When Kim first suggested this blog idea, I was very excited. I’ve lived a lot of places, but we settled on the delightful, evocatively named Fishkill, NY for me to talk about. It’s been some time since I lived there. I was a different person then, on a rigorous, almost killer, career track from which I’ve since diverged. I was young, in my twenties, but what made me so interested in this little Hudson Valley River town hasn’t changed in the intervening years: History. At no point in my life have I not loved history, and Fishkill swims in it, pun intended.
The first thing upon arrival I had to find out why it was named Fishkill, since it couldn’t mean what PETA assumed it meant (seriously, they petitioned to make the town change its name to something animal friendly). ‘Kil’ is actually Dutch for stream or creek, and you’ll find many New York towns with ‘kill’ in them. Growing up in Pittsburgh with its heavy Italian and Polish influences, I knew little more about the Dutch settlers other than they were some of the first people to immigrate to America.
At the time, I had learned very little about the Dutch beyond the fact they had gotten the land that Fishkill occupied from the Wappinger Indians, and found out even less about the Wappingers. However, the Dutch left their fingerprints all over this part of New York, including what became for me the touchstone of the town: The First Reformed (Dutch) Church.
Not only was the architecture alluring, it had a cemetery that was, for this country, very old. Many of the gravestones were in Dutch and had wonderful artwork on them, remarkably well-preserved in the sandstone.
I was fascinated by the stones and wanted to know more about the people they represented. I was a little surprised to learn the townspeople originally sent back to Amsterdam to find Dutch-speaking priests since in the early 1700s this was not an easy task.

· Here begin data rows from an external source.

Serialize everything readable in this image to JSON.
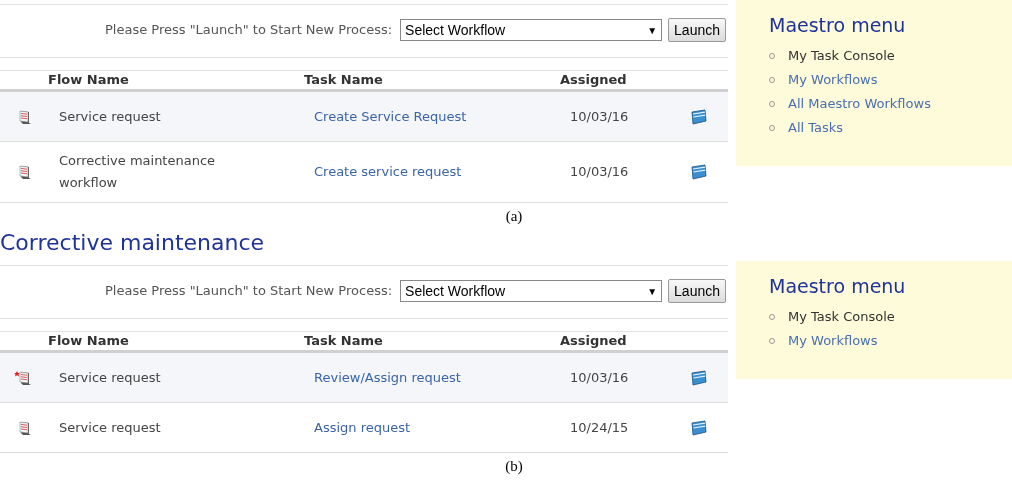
{
  "panels": [
    {
      "launch": {
        "prompt": "Please Press \"Launch\" to Start New Process:",
        "select": "Select Workflow",
        "arrow": "▼",
        "button": "Launch"
      },
      "columns": [
        "Flow Name",
        "Task Name",
        "Assigned"
      ],
      "rows": [
        {
          "flow": "Service request",
          "task": "Create Service Request",
          "assigned": "10/03/16",
          "new": false
        },
        {
          "flow": "Corrective maintenance workflow",
          "task": "Create service request",
          "assigned": "10/03/16",
          "new": false
        }
      ],
      "menu": {
        "title": "Maestro menu",
        "items": [
          {
            "label": "My Task Console",
            "selected": true
          },
          {
            "label": "My Workflows",
            "selected": false
          },
          {
            "label": "All Maestro Workflows",
            "selected": false
          },
          {
            "label": "All Tasks",
            "selected": false
          }
        ]
      },
      "caption": "(a)"
    },
    {
      "heading": "Corrective maintenance",
      "launch": {
        "prompt": "Please Press \"Launch\" to Start New Process:",
        "select": "Select Workflow",
        "arrow": "▼",
        "button": "Launch"
      },
      "columns": [
        "Flow Name",
        "Task Name",
        "Assigned"
      ],
      "rows": [
        {
          "flow": "Service request",
          "task": "Review/Assign request",
          "assigned": "10/03/16",
          "new": true
        },
        {
          "flow": "Service request",
          "task": "Assign request",
          "assigned": "10/24/15",
          "new": false
        }
      ],
      "menu": {
        "title": "Maestro menu",
        "items": [
          {
            "label": "My Task Console",
            "selected": true
          },
          {
            "label": "My Workflows",
            "selected": false
          }
        ]
      },
      "caption": "(b)"
    }
  ]
}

But as I learned, the church had a far more interesting and dark history. All of Fishkill was very active in the Revolutionary War, becoming part of the largest Colonial encampment and the base of Alexander Hamilton. One can touch the history of the revolution all around Fishkill. The Van Wyck Homestead was part of the Fishkill Supply Depot, feeding thousands of militia men. In the 1970’s, when much of the land became a mall, they unearthed tons of artifacts from the era, though the unmarked graves of the men who died of smallpox have not been found. Mount Gulian, Gulian ver Planck’s home became General von Steuben’s residence, and he went on to become famous for being the man who truly shaped the Colonials into a fighting force.
However, as interesting as those sites are, it was the First Reformed (Dutch) church that held my interest. The unassuming church became a site of meetings for the military officers and then became a prison for British prisoners.

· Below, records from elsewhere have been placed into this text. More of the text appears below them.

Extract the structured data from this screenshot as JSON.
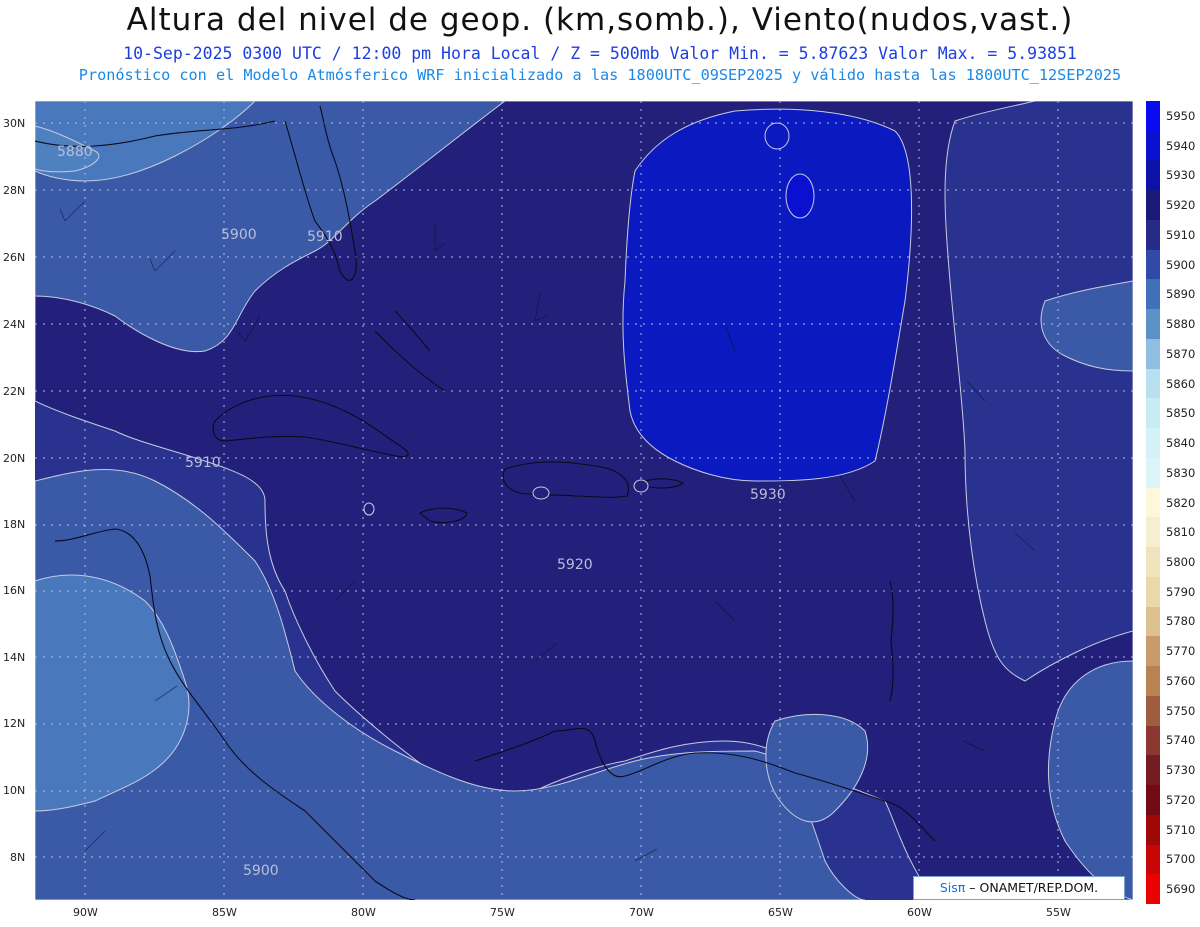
{
  "header": {
    "title": "Altura del nivel de geop. (km,somb.), Viento(nudos,vast.)",
    "subtitle": "10-Sep-2025  0300 UTC / 12:00 pm Hora Local / Z = 500mb    Valor Min. = 5.87623  Valor Max. = 5.93851",
    "forecast_note": "Pronóstico con el Modelo Atmósferico WRF inicializado a las 1800UTC_09SEP2025 y válido hasta las  1800UTC_12SEP2025"
  },
  "map": {
    "lat_labels": [
      "30N",
      "28N",
      "26N",
      "24N",
      "22N",
      "20N",
      "18N",
      "16N",
      "14N",
      "12N",
      "10N",
      "8N"
    ],
    "lon_labels": [
      "90W",
      "85W",
      "80W",
      "75W",
      "70W",
      "65W",
      "60W",
      "55W"
    ],
    "contour_labels": [
      "5880",
      "5900",
      "5910",
      "5910",
      "5920",
      "5930",
      "5900"
    ],
    "colors": {
      "h5880": "#4f80bf",
      "h5890": "#4a78bc",
      "h5900": "#3a5aa8",
      "h5910": "#2a3290",
      "h5920": "#22207a",
      "h5930": "#0a1ac0",
      "contour": "#c7cbe0"
    }
  },
  "colorbar": {
    "levels": [
      "5950",
      "5940",
      "5930",
      "5920",
      "5910",
      "5900",
      "5890",
      "5880",
      "5870",
      "5860",
      "5850",
      "5840",
      "5830",
      "5820",
      "5810",
      "5800",
      "5790",
      "5780",
      "5770",
      "5760",
      "5750",
      "5740",
      "5730",
      "5720",
      "5710",
      "5700",
      "5690"
    ],
    "colors": [
      "#0a0af0",
      "#0a10d0",
      "#0c12a8",
      "#1a1878",
      "#262b88",
      "#2f4aa8",
      "#3f70b8",
      "#5a92c8",
      "#8fbee0",
      "#b9e0ee",
      "#c8ecf4",
      "#d4f1f7",
      "#dcf4f8",
      "#fff8d8",
      "#f6efcf",
      "#f0e4bc",
      "#e8d8aa",
      "#dcc090",
      "#c89c6a",
      "#b88252",
      "#a05c3e",
      "#8a3830",
      "#741c22",
      "#740a14",
      "#a00808",
      "#c80606",
      "#e80202"
    ]
  },
  "credit": {
    "brand": "Sisπ",
    "text": "– ONAMET/REP.DOM."
  }
}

Imagine what these walls would say if they spoke. All the fear and pain they had to have witnessed. I couldn’t keep the image of imprisoned soldiers out of my mind. Even learning that the church later became the seat of New York’s Provincial Congress after the British drove them out of New York City and White Plains didn’t displace the thoughts about the prisoners.

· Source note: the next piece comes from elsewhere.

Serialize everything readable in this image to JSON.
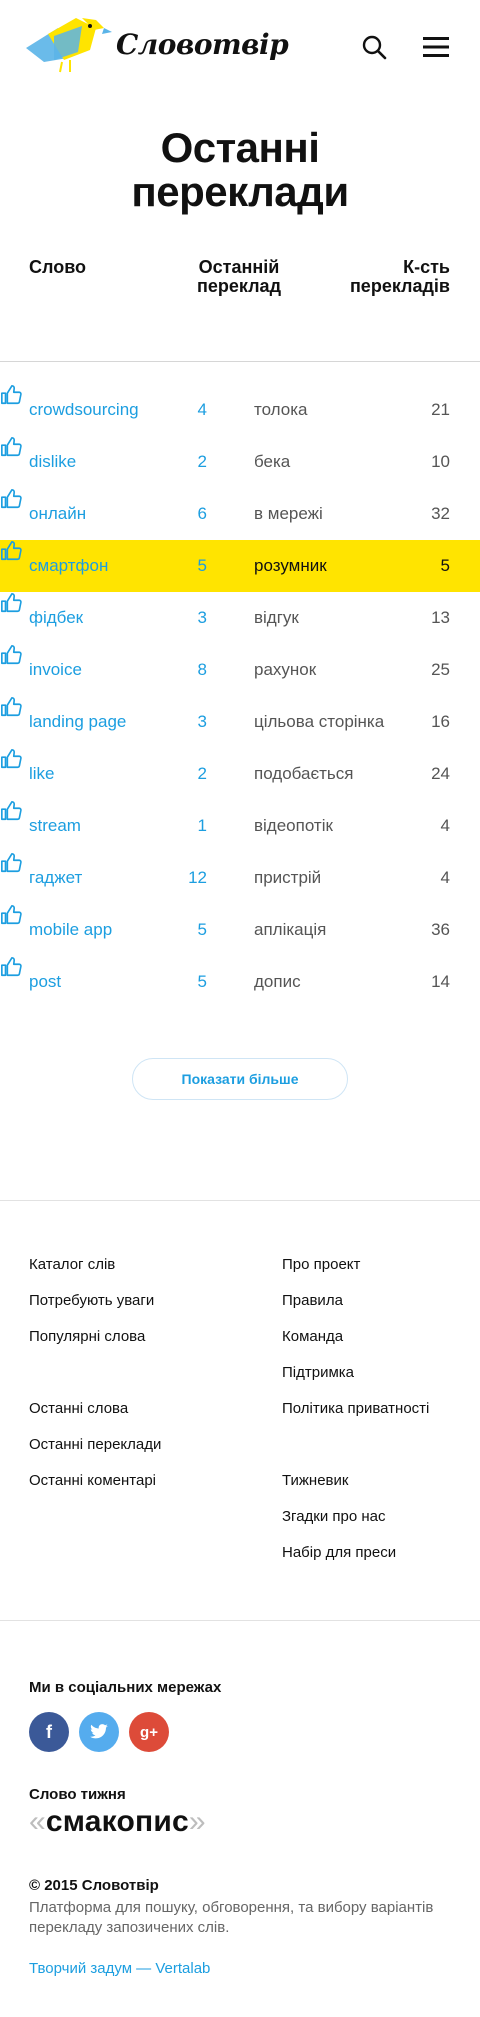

I wanted more than anything to get inside that church. Bringing up the history to the locals was met with hostility. I suppose no one wants to remember their dark side, but it was that side that fascinated me. I never did get to go inside. Oh, it’s an active church to this day, but at that time, they still worked medical residents on long shifts, 36 hours on not being uncommon, so if I was off on a Sunday morning, I either slept or did all the things that needed doing. That’s the difference between me then and me now. Today, I would have found a way inside. I would have tried to cajole my way into the area the prisoners were held because I simply had to see it.
I may go back someday. I do go back in my imagination. I just traveled back to this area in an upcoming steampunk novella, and yes the main character is Dutch. Fishkill is a picturesque little town and fun for the history buff. You might be seeing it in my stories sometime soon, if only to ponder why there is a tombstone for a Gray alien in the First Reformed Dutch church’s cemetery. Thanks to Kim for having me on her blog today.